#### YOUR TASK:
Find how many lines of the entries contain the word "Application", then report that figure alone.

Dataset rows describing interfaces
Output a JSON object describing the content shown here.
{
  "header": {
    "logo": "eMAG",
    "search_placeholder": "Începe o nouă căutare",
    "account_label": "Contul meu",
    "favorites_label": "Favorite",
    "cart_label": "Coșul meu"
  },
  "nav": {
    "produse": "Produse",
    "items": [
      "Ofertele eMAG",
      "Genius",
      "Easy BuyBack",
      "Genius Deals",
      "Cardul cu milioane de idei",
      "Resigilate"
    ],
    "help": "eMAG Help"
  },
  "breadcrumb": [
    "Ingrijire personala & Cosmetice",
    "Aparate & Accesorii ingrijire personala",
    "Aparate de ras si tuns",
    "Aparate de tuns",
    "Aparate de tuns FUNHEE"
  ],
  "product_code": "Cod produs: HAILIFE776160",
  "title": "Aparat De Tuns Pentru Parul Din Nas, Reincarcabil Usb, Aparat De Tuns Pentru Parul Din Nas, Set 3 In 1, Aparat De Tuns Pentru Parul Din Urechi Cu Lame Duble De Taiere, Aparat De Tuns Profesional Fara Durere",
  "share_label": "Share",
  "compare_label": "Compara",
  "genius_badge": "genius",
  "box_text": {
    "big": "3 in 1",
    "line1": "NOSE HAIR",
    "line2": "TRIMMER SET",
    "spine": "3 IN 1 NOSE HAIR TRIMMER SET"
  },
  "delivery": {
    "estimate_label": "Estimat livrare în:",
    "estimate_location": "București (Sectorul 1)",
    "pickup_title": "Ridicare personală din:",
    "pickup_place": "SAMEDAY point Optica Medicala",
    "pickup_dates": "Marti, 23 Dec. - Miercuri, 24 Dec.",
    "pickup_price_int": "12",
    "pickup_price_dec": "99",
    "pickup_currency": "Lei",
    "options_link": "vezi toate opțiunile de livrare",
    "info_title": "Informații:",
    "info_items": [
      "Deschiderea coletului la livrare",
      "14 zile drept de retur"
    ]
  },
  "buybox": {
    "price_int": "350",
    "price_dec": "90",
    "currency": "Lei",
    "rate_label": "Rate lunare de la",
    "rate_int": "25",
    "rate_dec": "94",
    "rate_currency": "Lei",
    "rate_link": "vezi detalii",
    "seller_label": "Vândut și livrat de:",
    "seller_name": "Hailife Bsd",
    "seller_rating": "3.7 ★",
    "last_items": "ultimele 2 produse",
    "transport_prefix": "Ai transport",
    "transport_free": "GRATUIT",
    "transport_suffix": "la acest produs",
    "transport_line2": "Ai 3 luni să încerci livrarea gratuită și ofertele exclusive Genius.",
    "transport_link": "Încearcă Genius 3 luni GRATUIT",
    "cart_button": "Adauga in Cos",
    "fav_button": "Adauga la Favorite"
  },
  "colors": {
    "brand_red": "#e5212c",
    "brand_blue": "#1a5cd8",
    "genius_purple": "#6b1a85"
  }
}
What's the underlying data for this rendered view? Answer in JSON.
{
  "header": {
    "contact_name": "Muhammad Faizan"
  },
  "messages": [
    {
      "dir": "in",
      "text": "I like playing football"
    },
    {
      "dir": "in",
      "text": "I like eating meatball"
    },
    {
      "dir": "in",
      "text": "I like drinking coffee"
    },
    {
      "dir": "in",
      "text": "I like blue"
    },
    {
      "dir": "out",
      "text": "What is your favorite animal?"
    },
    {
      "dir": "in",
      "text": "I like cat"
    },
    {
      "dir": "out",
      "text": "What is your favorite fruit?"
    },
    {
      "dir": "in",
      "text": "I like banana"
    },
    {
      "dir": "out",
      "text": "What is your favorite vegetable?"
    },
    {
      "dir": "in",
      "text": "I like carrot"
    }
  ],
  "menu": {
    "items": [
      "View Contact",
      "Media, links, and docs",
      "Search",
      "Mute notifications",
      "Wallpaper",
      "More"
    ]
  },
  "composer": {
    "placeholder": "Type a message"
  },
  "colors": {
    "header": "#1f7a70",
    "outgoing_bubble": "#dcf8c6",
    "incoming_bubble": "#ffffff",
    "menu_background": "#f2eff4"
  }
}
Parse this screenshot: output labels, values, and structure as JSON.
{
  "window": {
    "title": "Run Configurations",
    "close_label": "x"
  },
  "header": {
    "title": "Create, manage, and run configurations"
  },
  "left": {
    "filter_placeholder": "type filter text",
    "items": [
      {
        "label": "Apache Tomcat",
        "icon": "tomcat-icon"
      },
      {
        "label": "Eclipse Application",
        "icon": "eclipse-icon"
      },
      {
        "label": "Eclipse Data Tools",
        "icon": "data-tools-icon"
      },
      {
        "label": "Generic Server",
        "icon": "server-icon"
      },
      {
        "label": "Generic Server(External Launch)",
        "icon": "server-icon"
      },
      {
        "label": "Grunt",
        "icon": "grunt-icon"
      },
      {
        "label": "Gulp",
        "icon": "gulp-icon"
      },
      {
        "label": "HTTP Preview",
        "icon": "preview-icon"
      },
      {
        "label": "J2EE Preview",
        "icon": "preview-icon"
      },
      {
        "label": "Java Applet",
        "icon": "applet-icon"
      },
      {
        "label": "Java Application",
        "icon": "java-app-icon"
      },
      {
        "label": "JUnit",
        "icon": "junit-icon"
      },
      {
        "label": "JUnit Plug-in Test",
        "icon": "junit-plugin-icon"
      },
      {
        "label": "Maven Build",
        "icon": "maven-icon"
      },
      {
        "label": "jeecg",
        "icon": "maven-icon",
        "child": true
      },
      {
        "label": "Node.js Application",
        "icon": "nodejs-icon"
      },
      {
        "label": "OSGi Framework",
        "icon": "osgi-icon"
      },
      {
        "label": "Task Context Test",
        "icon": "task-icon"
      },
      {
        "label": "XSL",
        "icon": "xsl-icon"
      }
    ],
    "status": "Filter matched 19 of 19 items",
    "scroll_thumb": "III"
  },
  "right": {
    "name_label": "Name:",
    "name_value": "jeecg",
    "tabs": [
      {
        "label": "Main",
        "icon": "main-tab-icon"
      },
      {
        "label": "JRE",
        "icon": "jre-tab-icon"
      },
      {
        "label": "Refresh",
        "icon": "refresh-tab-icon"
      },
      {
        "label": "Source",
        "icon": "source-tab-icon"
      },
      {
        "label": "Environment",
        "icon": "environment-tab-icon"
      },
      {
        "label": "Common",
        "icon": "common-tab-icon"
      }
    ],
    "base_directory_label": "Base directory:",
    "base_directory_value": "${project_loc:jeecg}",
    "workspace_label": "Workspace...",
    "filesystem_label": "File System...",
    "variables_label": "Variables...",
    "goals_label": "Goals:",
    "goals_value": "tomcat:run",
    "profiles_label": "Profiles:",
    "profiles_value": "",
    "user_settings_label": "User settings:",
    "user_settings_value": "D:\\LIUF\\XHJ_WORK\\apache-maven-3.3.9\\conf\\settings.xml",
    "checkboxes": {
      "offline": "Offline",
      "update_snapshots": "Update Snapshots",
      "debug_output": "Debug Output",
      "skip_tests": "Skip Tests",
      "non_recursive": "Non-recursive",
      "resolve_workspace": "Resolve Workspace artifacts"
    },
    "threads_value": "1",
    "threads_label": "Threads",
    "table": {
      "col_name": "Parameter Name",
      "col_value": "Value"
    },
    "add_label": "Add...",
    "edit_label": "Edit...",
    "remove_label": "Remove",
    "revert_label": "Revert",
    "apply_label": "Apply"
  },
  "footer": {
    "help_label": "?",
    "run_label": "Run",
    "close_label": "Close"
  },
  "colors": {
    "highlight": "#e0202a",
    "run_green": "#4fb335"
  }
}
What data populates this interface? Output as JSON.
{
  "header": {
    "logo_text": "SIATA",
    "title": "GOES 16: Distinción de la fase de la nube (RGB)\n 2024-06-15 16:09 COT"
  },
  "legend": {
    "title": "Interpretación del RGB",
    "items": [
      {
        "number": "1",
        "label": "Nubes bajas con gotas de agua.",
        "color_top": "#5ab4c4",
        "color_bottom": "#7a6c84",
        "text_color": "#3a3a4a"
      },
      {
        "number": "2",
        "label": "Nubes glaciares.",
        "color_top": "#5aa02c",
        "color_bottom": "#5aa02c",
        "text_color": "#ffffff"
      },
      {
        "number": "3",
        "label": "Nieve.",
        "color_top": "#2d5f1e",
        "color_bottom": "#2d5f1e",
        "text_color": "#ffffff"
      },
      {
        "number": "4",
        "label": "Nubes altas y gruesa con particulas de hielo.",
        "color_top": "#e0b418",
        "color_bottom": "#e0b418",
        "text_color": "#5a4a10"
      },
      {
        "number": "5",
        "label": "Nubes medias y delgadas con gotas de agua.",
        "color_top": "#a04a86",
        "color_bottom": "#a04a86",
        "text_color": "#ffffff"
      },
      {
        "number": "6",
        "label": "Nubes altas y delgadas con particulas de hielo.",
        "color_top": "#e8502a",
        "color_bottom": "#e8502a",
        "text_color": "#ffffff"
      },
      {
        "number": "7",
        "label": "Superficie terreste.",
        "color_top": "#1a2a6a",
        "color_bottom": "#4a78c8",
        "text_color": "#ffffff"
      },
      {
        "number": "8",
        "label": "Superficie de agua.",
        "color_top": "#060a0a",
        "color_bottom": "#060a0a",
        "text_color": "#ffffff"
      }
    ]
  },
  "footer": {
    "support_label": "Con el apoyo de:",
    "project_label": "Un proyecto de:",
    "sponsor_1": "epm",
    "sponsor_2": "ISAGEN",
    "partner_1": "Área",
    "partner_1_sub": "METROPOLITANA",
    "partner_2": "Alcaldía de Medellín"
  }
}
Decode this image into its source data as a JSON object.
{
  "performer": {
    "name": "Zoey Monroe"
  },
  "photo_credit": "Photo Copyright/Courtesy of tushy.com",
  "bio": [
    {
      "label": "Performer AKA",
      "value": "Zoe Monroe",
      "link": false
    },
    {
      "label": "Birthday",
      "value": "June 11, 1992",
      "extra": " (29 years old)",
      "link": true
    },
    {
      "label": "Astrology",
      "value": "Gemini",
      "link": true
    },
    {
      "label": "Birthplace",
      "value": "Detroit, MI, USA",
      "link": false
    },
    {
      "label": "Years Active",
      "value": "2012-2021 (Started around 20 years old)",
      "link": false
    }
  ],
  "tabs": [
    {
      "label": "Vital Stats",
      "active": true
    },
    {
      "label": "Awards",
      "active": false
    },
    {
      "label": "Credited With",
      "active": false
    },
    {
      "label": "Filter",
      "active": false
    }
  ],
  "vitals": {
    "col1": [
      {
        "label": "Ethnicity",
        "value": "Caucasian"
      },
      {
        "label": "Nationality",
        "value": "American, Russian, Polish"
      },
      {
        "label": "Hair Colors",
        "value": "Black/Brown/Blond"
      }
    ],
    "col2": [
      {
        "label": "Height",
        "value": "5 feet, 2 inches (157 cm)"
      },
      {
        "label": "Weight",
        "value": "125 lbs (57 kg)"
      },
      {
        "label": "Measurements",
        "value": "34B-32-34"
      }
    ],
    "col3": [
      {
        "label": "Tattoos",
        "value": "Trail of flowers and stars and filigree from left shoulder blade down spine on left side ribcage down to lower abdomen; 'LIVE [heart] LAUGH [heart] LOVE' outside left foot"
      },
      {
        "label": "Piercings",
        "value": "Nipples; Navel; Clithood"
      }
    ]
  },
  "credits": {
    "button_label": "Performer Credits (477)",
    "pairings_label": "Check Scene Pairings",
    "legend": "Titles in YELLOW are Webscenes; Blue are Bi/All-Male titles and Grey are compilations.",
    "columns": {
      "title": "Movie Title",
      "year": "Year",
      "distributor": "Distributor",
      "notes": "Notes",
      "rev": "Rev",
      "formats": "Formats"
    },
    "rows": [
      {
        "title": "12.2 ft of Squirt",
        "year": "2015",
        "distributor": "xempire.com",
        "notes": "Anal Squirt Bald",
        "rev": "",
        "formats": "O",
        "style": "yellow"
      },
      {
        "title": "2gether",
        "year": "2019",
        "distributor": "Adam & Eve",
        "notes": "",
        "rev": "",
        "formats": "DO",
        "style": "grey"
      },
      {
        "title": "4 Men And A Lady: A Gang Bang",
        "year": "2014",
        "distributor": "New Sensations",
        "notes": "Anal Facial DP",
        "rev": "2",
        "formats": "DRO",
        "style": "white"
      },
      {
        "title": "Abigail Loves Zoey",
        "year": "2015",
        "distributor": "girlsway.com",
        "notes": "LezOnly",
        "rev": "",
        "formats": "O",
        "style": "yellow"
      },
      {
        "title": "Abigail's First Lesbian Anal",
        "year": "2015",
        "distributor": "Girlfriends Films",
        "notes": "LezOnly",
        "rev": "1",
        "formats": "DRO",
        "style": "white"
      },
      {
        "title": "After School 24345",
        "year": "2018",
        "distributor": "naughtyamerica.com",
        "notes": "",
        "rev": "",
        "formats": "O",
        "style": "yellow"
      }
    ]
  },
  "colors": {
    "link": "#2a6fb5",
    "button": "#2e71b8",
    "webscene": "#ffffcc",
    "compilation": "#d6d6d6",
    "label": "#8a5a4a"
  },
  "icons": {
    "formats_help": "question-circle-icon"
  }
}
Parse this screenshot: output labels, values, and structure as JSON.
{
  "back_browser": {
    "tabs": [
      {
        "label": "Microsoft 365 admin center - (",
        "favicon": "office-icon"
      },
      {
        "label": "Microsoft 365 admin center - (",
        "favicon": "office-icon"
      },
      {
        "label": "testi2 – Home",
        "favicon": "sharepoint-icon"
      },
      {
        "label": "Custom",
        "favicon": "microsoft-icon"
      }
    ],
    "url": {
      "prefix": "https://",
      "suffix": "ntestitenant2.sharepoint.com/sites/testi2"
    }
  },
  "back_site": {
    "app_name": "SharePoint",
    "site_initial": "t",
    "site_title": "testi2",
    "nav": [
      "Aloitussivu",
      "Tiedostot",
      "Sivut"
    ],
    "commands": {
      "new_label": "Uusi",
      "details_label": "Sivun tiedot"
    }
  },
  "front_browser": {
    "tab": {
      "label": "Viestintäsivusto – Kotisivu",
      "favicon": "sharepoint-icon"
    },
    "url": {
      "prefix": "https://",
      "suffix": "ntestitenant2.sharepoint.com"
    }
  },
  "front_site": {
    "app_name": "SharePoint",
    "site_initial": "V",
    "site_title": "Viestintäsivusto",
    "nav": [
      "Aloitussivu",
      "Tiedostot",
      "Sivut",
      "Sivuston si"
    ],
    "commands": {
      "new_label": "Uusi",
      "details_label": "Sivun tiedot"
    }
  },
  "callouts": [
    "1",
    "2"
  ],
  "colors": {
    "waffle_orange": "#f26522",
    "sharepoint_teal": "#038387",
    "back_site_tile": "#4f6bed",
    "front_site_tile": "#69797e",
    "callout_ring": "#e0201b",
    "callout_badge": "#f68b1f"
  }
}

#### FINAL ANSWER:
3